• [WHAT IS EXPECTED]
Among the entries below, which lines include the string "name"? Show each one.

= = =

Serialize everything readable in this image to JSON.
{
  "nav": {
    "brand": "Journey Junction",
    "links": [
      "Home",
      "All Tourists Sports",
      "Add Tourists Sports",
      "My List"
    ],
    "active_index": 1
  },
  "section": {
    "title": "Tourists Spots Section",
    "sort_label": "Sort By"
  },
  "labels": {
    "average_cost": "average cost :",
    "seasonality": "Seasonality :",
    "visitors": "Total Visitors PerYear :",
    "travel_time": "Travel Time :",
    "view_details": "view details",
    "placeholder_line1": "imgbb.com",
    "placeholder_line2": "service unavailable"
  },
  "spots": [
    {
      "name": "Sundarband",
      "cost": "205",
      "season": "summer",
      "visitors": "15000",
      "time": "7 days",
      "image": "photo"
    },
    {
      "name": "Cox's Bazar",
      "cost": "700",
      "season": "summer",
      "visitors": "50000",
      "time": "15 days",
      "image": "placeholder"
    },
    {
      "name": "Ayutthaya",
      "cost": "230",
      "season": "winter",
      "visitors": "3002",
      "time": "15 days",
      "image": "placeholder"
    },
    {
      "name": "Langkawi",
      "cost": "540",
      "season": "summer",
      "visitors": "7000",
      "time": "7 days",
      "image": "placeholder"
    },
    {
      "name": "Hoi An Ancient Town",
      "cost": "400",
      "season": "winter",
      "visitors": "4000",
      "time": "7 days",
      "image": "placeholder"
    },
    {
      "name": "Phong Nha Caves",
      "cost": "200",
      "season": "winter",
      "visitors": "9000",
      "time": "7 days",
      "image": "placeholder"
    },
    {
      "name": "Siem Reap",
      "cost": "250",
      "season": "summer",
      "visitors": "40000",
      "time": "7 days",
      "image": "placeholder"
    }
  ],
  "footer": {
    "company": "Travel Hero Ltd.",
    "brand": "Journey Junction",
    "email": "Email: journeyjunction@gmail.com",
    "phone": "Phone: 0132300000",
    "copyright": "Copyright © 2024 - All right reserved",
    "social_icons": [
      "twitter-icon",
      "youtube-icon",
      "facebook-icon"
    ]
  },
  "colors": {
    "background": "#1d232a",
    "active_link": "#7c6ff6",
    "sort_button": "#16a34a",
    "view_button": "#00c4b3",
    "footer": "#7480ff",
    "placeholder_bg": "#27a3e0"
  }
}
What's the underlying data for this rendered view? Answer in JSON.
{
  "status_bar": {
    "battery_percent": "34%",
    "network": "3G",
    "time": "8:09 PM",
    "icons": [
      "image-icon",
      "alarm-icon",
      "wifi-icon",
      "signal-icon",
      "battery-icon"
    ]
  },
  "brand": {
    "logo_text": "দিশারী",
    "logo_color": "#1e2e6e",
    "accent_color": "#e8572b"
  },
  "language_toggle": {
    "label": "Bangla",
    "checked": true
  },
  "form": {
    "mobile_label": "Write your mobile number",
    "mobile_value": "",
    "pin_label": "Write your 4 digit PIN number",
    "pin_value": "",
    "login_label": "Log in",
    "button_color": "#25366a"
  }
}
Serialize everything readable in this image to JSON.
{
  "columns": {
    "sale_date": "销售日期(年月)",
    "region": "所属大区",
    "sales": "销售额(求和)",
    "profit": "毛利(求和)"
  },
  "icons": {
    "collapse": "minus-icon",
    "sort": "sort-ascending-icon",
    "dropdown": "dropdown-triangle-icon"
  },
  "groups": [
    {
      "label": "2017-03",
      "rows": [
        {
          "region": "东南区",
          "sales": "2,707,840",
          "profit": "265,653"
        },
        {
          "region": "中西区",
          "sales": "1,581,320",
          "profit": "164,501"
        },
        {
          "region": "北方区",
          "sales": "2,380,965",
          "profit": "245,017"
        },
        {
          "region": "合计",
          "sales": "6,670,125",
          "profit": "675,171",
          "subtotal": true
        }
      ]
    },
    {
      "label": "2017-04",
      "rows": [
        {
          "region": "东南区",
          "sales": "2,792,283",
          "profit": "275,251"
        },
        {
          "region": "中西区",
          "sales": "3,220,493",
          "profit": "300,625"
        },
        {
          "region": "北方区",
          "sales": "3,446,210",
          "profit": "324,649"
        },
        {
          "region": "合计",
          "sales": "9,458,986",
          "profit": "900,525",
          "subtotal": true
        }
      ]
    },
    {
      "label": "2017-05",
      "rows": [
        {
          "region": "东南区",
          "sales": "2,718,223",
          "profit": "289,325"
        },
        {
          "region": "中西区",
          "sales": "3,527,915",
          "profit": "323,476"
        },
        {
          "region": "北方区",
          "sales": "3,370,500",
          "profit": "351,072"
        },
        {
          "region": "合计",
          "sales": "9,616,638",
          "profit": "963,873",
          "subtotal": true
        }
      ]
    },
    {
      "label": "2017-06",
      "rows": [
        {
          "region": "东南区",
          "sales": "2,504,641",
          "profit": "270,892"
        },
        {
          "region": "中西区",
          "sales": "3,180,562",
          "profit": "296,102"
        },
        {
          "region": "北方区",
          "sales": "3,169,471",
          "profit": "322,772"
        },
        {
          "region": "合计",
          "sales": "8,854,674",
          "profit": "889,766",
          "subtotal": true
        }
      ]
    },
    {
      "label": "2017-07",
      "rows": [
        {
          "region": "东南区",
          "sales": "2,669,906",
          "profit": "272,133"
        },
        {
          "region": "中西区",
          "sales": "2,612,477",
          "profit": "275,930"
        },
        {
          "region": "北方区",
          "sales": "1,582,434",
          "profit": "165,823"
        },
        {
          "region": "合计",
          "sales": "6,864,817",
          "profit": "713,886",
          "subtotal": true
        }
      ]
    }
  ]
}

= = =

• [REPLY TO THE TASK]
      "name": "Sundarband",
      "name": "Cox's Bazar",
      "name": "Ayutthaya",
      "name": "Langkawi",
      "name": "Hoi An Ancient Town",
      "name": "Phong Nha Caves",
      "name": "Siem Reap",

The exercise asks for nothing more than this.